I spent an hour on the phone with my mother this morning talking about her visit with one of the boys who is in Florida to be part of a family wedding this coming weekend.
She related how much she enjoyed seeing him, how handsome he is, how loving and attentive he was, and how much she loves him.
She then told me that try as she might yesterday she just couldn’t recall any other times they’ve spent together. She knows they have spent time together (a great deal of it in the first few years of his life, before his mother died), but that she just can’t bring up any of the memories in her mind. She knows she loves him, but can’t remember doing anything important with him.
“What happens to a memory?” she asked. “How can something as important as that just disappear from your mind?”
Scientifically, there are explanations for what happens to our memories. Recent ones are stored in an area of the brain called the Hippocampus. How long they reside there is up for debate. But eventually the Hippocampus, after telling our brains how to recall that memory (the details of it that become embedded in our minds), the memory is then parceled out to the Cortex, where it lives on, although over time certain aspects of it can be revised or can even fade from our ability to recall it.
An alternative theory suggests that the Hippocampus stores ‘episodic’ memories, with layers of detail such as smell, taste, color, etc., while the cortex stores ‘semantic’ memories which are more steeped in factual knowledge than anything else. The Hippocampus might tell us that we lived in a brown, two story house in a row of houses with a rolling green field across the street where we spent many hours as a child running through the grass that rose up to our waists and chests and shoulders and beyond during the long summer months. We can still recall the sound of summer insects singing their songs and almost feel the warmth of the sunlight that streamed down from above and played with the tips of the grass shoots. Eventually this might be reported to another in much more general terms such as ‘There was a field across the street from my house. I used to play there.’ and little more.
Before the time when the written word became a more wide-spread form of recording and sharing events and history, people relied on the spoken word. Stories would spread from person to person, from village to village, passed down from generation to generation, so that the deeds and words of others would not wane with the passage of time. In this way, stories being passed to me by my parents, I know many things that otherwise I might not as they were never written down anywhere.

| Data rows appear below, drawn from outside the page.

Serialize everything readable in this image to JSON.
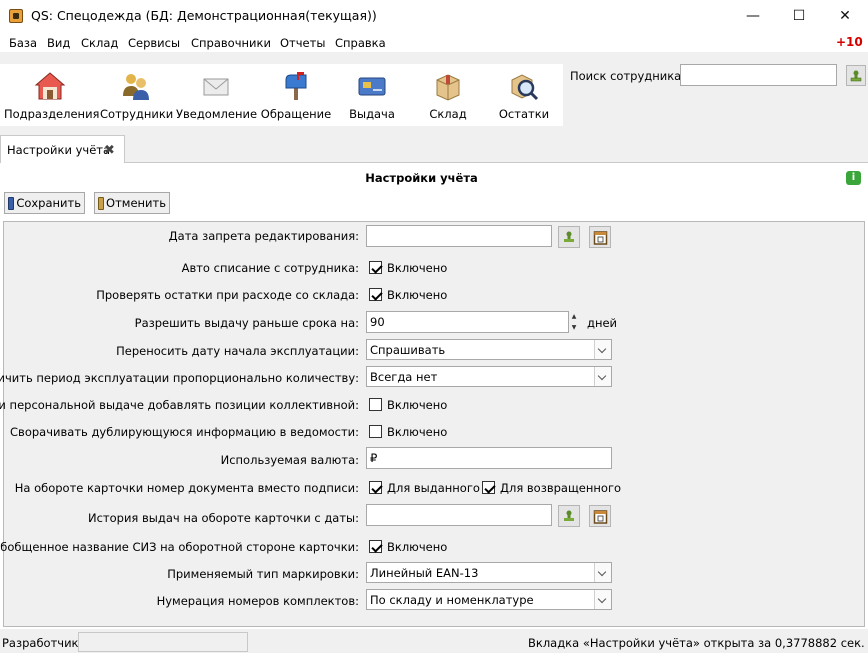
{
  "window": {
    "title": "QS: Спецодежда (БД: Демонстрационная(текущая))",
    "minimize": "—",
    "maximize": "☐",
    "close": "✕"
  },
  "menu": {
    "items": [
      "База",
      "Вид",
      "Склад",
      "Сервисы",
      "Справочники",
      "Отчеты",
      "Справка"
    ],
    "badge": "+10"
  },
  "toolbar": {
    "buttons": [
      {
        "label": "Подразделения",
        "icon": "house-icon"
      },
      {
        "label": "Сотрудники",
        "icon": "people-icon"
      },
      {
        "label": "Уведомление",
        "icon": "envelope-icon"
      },
      {
        "label": "Обращение",
        "icon": "mailbox-icon"
      },
      {
        "label": "Выдача",
        "icon": "card-icon"
      },
      {
        "label": "Склад",
        "icon": "box-icon"
      },
      {
        "label": "Остатки",
        "icon": "magnifier-box-icon"
      }
    ]
  },
  "search": {
    "label": "Поиск сотрудника:",
    "value": ""
  },
  "tab": {
    "label": "Настройки учёта",
    "close": "✖"
  },
  "panel": {
    "title": "Настройки учёта",
    "info": "i",
    "save_label": "Сохранить",
    "cancel_label": "Отменить"
  },
  "form": {
    "edit_ban_date": {
      "label": "Дата запрета редактирования:",
      "value": ""
    },
    "auto_writeoff": {
      "label": "Авто списание с сотрудника:",
      "checked": true,
      "text": "Включено"
    },
    "check_stock": {
      "label": "Проверять остатки при расходе со склада:",
      "checked": true,
      "text": "Включено"
    },
    "early_issue": {
      "label": "Разрешить выдачу раньше срока на:",
      "value": "90",
      "unit": "дней"
    },
    "transfer_start_date": {
      "label": "Переносить дату начала эксплуатации:",
      "value": "Спрашивать"
    },
    "extend_period": {
      "label": "Увеличить период эксплуатации пропорционально количеству:",
      "value": "Всегда нет"
    },
    "personal_add_collective": {
      "label": "При персональной выдаче добавлять позиции коллективной:",
      "checked": false,
      "text": "Включено"
    },
    "collapse_duplicate": {
      "label": "Сворачивать дублирующуюся информацию в ведомости:",
      "checked": false,
      "text": "Включено"
    },
    "currency": {
      "label": "Используемая валюта:",
      "value": "₽"
    },
    "doc_number_back": {
      "label": "На обороте карточки номер документа вместо подписи:",
      "issued_checked": true,
      "issued_text": "Для выданного",
      "returned_checked": true,
      "returned_text": "Для возвращенного"
    },
    "history_from_date": {
      "label": "История выдач на обороте карточки с даты:",
      "value": ""
    },
    "generic_siz_name": {
      "label": "Обобщенное название СИЗ на оборотной стороне карточки:",
      "checked": true,
      "text": "Включено"
    },
    "marking_type": {
      "label": "Применяемый тип маркировки:",
      "value": "Линейный EAN-13"
    },
    "kit_numbering": {
      "label": "Нумерация номеров комплектов:",
      "value": "По складу и номенклатуре"
    }
  },
  "status": {
    "left": "Разработчик",
    "right": "Вкладка «Настройки учёта» открыта за 0,3778882 сек."
  }
}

I know things about myself from a time before I began to remember them and store them inside my own mind.
“I don’t remember my life before here, before coming here. I know I had a house, and I lived there for many years, but I can’t even recall what it looked like inside.” Mom said.
“Close your eyes, Mom, close your eyes and picture something in your mind and tell me what it is, with as much detail as you can.”
“I see a boy – he’s about five or six years old. He has dark hair. He’s sitting in a corner reading. There’s no one else in the room, but he’s just sitting there with a book.”
“That boy is me, Mom. You always said that when I first learned to read, anytime after that when you wondered where I was, you could always find me sitting in a corner, usually behind a chair, reading a book.”
“Yes – yes that’s right. I always loved that about you, that you loved to read as much as I loved to read – and still do. Do you?”
“Absolutely. I always have a book going.”
“Good. Then that’s something we’ll always share. Something we love about each other.”
“Then that’s your answer Mom.”
“My answer to what?”
“To what happens to a memory. Just like you said about your grandson being there and not remembering times you’ve spent with him, but you know you love him and enjoy being with him. Just like you pictured me just now reading in a corner and said it was always something you loved about me, my love of reading. That’s what happens to our memories. Even if we can’t recall them.”
“You think that’s it?”
“I don’t know for sure, but – perhaps we carry them in our heart as the love we feel for others, and that way they never really fade completely.”
“I hope you’re right, Son – but even if you aren’t, I think I like that, and I’m going to choose to believe it.”
Winnie The Pooh said, ‘If there ever comes a day when we can’t be together, keep me in your heart, I’ll stay there forever.’ Science might not know what happens to our memories exactly, but our hearts know what they know.
Even though memories may fade, love never will.